INPUT MATERIAL –
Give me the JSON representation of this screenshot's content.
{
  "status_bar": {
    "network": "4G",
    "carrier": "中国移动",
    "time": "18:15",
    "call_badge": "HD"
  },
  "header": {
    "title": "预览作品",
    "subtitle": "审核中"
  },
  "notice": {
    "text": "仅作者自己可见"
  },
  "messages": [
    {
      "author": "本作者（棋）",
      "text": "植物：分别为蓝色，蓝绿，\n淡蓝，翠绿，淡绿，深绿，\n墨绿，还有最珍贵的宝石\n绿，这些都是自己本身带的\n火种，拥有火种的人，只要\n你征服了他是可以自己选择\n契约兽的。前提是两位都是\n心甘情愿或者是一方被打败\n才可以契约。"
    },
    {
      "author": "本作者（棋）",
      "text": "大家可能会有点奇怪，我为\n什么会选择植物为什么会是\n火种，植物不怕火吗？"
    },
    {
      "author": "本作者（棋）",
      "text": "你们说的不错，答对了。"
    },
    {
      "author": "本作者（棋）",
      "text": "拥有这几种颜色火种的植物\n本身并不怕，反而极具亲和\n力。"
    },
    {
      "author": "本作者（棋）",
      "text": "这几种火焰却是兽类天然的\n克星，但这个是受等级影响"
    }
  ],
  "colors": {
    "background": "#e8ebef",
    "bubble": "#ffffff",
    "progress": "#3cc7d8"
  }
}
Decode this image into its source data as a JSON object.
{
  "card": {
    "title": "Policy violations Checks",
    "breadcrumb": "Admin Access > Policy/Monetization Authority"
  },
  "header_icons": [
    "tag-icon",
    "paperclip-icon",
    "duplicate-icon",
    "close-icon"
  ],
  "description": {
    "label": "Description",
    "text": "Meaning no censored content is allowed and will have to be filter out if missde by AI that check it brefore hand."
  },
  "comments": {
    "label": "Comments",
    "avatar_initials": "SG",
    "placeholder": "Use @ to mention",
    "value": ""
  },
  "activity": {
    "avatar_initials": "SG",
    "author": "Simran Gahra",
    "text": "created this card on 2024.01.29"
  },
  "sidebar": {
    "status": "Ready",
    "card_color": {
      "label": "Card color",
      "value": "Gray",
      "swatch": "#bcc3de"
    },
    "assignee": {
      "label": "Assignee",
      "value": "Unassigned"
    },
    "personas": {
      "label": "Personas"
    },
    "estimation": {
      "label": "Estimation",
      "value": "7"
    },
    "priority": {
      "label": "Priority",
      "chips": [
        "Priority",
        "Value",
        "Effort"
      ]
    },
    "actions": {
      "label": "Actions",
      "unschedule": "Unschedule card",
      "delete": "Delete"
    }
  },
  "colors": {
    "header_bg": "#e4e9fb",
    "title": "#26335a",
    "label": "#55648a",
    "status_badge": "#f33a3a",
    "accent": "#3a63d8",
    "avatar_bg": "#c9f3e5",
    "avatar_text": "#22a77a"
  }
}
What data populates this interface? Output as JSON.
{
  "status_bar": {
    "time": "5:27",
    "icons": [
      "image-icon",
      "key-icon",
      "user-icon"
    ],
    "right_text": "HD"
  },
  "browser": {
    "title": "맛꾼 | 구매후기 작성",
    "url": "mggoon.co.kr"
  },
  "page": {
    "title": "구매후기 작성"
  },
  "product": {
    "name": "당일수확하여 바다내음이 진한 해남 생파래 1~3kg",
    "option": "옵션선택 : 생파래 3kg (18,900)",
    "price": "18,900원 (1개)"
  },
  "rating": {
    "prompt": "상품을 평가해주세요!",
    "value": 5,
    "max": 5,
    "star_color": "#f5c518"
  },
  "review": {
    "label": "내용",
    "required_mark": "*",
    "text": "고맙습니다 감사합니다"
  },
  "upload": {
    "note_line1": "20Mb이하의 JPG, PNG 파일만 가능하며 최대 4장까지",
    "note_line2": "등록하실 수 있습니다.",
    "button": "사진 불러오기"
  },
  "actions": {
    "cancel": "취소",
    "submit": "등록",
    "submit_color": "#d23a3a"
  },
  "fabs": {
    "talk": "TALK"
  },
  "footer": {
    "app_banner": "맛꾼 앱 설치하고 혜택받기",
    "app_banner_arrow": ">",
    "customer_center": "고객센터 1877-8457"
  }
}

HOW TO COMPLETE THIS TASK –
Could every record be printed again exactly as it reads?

PROBLEM SOLUTION –
Give me the JSON representation of this screenshot's content.
{
  "status_bar": {
    "network": "4G",
    "carrier": "中国移动",
    "time": "18:15",
    "call_badge": "HD"
  },
  "header": {
    "title": "预览作品",
    "subtitle": "审核中"
  },
  "notice": {
    "text": "仅作者自己可见"
  },
  "messages": [
    {
      "author": "本作者（棋）",
      "text": "植物：分别为蓝色，蓝绿，\n淡蓝，翠绿，淡绿，深绿，\n墨绿，还有最珍贵的宝石\n绿，这些都是自己本身带的\n火种，拥有火种的人，只要\n你征服了他是可以自己选择\n契约兽的。前提是两位都是\n心甘情愿或者是一方被打败\n才可以契约。"
    },
    {
      "author": "本作者（棋）",
      "text": "大家可能会有点奇怪，我为\n什么会选择植物为什么会是\n火种，植物不怕火吗？"
    },
    {
      "author": "本作者（棋）",
      "text": "你们说的不错，答对了。"
    },
    {
      "author": "本作者（棋）",
      "text": "拥有这几种颜色火种的植物\n本身并不怕，反而极具亲和\n力。"
    },
    {
      "author": "本作者（棋）",
      "text": "这几种火焰却是兽类天然的\n克星，但这个是受等级影响"
    }
  ],
  "colors": {
    "background": "#e8ebef",
    "bubble": "#ffffff",
    "progress": "#3cc7d8"
  }
}
Decode this image into its source data as a JSON object.
{
  "card": {
    "title": "Policy violations Checks",
    "breadcrumb": "Admin Access > Policy/Monetization Authority"
  },
  "header_icons": [
    "tag-icon",
    "paperclip-icon",
    "duplicate-icon",
    "close-icon"
  ],
  "description": {
    "label": "Description",
    "text": "Meaning no censored content is allowed and will have to be filter out if missde by AI that check it brefore hand."
  },
  "comments": {
    "label": "Comments",
    "avatar_initials": "SG",
    "placeholder": "Use @ to mention",
    "value": ""
  },
  "activity": {
    "avatar_initials": "SG",
    "author": "Simran Gahra",
    "text": "created this card on 2024.01.29"
  },
  "sidebar": {
    "status": "Ready",
    "card_color": {
      "label": "Card color",
      "value": "Gray",
      "swatch": "#bcc3de"
    },
    "assignee": {
      "label": "Assignee",
      "value": "Unassigned"
    },
    "personas": {
      "label": "Personas"
    },
    "estimation": {
      "label": "Estimation",
      "value": "7"
    },
    "priority": {
      "label": "Priority",
      "chips": [
        "Priority",
        "Value",
        "Effort"
      ]
    },
    "actions": {
      "label": "Actions",
      "unschedule": "Unschedule card",
      "delete": "Delete"
    }
  },
  "colors": {
    "header_bg": "#e4e9fb",
    "title": "#26335a",
    "label": "#55648a",
    "status_badge": "#f33a3a",
    "accent": "#3a63d8",
    "avatar_bg": "#c9f3e5",
    "avatar_text": "#22a77a"
  }
}
What data populates this interface? Output as JSON.
{
  "status_bar": {
    "time": "5:27",
    "icons": [
      "image-icon",
      "key-icon",
      "user-icon"
    ],
    "right_text": "HD"
  },
  "browser": {
    "title": "맛꾼 | 구매후기 작성",
    "url": "mggoon.co.kr"
  },
  "page": {
    "title": "구매후기 작성"
  },
  "product": {
    "name": "당일수확하여 바다내음이 진한 해남 생파래 1~3kg",
    "option": "옵션선택 : 생파래 3kg (18,900)",
    "price": "18,900원 (1개)"
  },
  "rating": {
    "prompt": "상품을 평가해주세요!",
    "value": 5,
    "max": 5,
    "star_color": "#f5c518"
  },
  "review": {
    "label": "내용",
    "required_mark": "*",
    "text": "고맙습니다 감사합니다"
  },
  "upload": {
    "note_line1": "20Mb이하의 JPG, PNG 파일만 가능하며 최대 4장까지",
    "note_line2": "등록하실 수 있습니다.",
    "button": "사진 불러오기"
  },
  "actions": {
    "cancel": "취소",
    "submit": "등록",
    "submit_color": "#d23a3a"
  },
  "fabs": {
    "talk": "TALK"
  },
  "footer": {
    "app_banner": "맛꾼 앱 설치하고 혜택받기",
    "app_banner_arrow": ">",
    "customer_center": "고객센터 1877-8457"
  }
}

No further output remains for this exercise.